**WHAT YOU NEED TO DO**:
Restate all of the entries exactly, each line as it stands.
====
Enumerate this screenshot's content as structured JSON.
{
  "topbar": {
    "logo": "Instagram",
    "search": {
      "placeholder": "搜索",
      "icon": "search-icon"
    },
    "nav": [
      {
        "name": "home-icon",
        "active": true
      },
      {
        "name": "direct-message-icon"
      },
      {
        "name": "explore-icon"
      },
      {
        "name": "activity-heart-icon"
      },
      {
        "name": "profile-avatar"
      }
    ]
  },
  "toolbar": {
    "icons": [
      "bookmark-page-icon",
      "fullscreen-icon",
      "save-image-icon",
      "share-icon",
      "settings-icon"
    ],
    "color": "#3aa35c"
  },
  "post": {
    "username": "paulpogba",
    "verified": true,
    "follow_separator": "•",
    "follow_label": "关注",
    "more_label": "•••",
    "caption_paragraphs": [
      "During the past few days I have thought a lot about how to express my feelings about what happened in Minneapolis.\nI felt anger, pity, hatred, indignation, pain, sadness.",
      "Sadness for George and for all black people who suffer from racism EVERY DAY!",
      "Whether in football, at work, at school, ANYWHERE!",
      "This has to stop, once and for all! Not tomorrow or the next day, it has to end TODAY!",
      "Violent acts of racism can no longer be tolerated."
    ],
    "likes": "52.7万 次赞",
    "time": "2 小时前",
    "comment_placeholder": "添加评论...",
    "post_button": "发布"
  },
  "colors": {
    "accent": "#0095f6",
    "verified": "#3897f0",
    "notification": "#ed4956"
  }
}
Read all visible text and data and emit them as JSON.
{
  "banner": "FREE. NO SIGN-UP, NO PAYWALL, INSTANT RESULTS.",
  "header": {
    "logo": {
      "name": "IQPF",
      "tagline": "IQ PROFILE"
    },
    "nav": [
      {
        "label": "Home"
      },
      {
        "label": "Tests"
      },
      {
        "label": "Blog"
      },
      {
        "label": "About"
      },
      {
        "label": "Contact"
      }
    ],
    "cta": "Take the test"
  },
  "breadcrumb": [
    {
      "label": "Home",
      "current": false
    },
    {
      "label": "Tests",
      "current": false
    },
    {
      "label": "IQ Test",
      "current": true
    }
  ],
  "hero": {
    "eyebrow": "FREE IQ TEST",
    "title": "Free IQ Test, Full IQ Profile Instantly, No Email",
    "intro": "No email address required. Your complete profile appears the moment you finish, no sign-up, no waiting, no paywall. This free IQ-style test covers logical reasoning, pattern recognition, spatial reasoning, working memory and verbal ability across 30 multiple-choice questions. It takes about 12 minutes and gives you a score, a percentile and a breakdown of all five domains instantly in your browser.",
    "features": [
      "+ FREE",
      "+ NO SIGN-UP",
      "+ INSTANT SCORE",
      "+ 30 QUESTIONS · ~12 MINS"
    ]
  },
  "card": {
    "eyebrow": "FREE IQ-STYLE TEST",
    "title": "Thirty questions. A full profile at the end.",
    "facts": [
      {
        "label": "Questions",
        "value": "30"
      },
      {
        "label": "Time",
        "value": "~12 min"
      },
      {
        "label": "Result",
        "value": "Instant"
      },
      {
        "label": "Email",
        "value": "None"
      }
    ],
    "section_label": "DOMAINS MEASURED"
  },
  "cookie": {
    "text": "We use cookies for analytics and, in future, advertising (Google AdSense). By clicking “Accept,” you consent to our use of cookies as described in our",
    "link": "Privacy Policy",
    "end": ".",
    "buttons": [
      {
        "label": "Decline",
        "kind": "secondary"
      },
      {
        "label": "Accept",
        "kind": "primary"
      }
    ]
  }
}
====
**PROBLEM SOLUTION**:
Enumerate this screenshot's content as structured JSON.
{
  "topbar": {
    "logo": "Instagram",
    "search": {
      "placeholder": "搜索",
      "icon": "search-icon"
    },
    "nav": [
      {
        "name": "home-icon",
        "active": true
      },
      {
        "name": "direct-message-icon"
      },
      {
        "name": "explore-icon"
      },
      {
        "name": "activity-heart-icon"
      },
      {
        "name": "profile-avatar"
      }
    ]
  },
  "toolbar": {
    "icons": [
      "bookmark-page-icon",
      "fullscreen-icon",
      "save-image-icon",
      "share-icon",
      "settings-icon"
    ],
    "color": "#3aa35c"
  },
  "post": {
    "username": "paulpogba",
    "verified": true,
    "follow_separator": "•",
    "follow_label": "关注",
    "more_label": "•••",
    "caption_paragraphs": [
      "During the past few days I have thought a lot about how to express my feelings about what happened in Minneapolis.\nI felt anger, pity, hatred, indignation, pain, sadness.",
      "Sadness for George and for all black people who suffer from racism EVERY DAY!",
      "Whether in football, at work, at school, ANYWHERE!",
      "This has to stop, once and for all! Not tomorrow or the next day, it has to end TODAY!",
      "Violent acts of racism can no longer be tolerated."
    ],
    "likes": "52.7万 次赞",
    "time": "2 小时前",
    "comment_placeholder": "添加评论...",
    "post_button": "发布"
  },
  "colors": {
    "accent": "#0095f6",
    "verified": "#3897f0",
    "notification": "#ed4956"
  }
}
Read all visible text and data and emit them as JSON.
{
  "banner": "FREE. NO SIGN-UP, NO PAYWALL, INSTANT RESULTS.",
  "header": {
    "logo": {
      "name": "IQPF",
      "tagline": "IQ PROFILE"
    },
    "nav": [
      {
        "label": "Home"
      },
      {
        "label": "Tests"
      },
      {
        "label": "Blog"
      },
      {
        "label": "About"
      },
      {
        "label": "Contact"
      }
    ],
    "cta": "Take the test"
  },
  "breadcrumb": [
    {
      "label": "Home",
      "current": false
    },
    {
      "label": "Tests",
      "current": false
    },
    {
      "label": "IQ Test",
      "current": true
    }
  ],
  "hero": {
    "eyebrow": "FREE IQ TEST",
    "title": "Free IQ Test, Full IQ Profile Instantly, No Email",
    "intro": "No email address required. Your complete profile appears the moment you finish, no sign-up, no waiting, no paywall. This free IQ-style test covers logical reasoning, pattern recognition, spatial reasoning, working memory and verbal ability across 30 multiple-choice questions. It takes about 12 minutes and gives you a score, a percentile and a breakdown of all five domains instantly in your browser.",
    "features": [
      "+ FREE",
      "+ NO SIGN-UP",
      "+ INSTANT SCORE",
      "+ 30 QUESTIONS · ~12 MINS"
    ]
  },
  "card": {
    "eyebrow": "FREE IQ-STYLE TEST",
    "title": "Thirty questions. A full profile at the end.",
    "facts": [
      {
        "label": "Questions",
        "value": "30"
      },
      {
        "label": "Time",
        "value": "~12 min"
      },
      {
        "label": "Result",
        "value": "Instant"
      },
      {
        "label": "Email",
        "value": "None"
      }
    ],
    "section_label": "DOMAINS MEASURED"
  },
  "cookie": {
    "text": "We use cookies for analytics and, in future, advertising (Google AdSense). By clicking “Accept,” you consent to our use of cookies as described in our",
    "link": "Privacy Policy",
    "end": ".",
    "buttons": [
      {
        "label": "Decline",
        "kind": "secondary"
      },
      {
        "label": "Accept",
        "kind": "primary"
      }
    ]
  }
}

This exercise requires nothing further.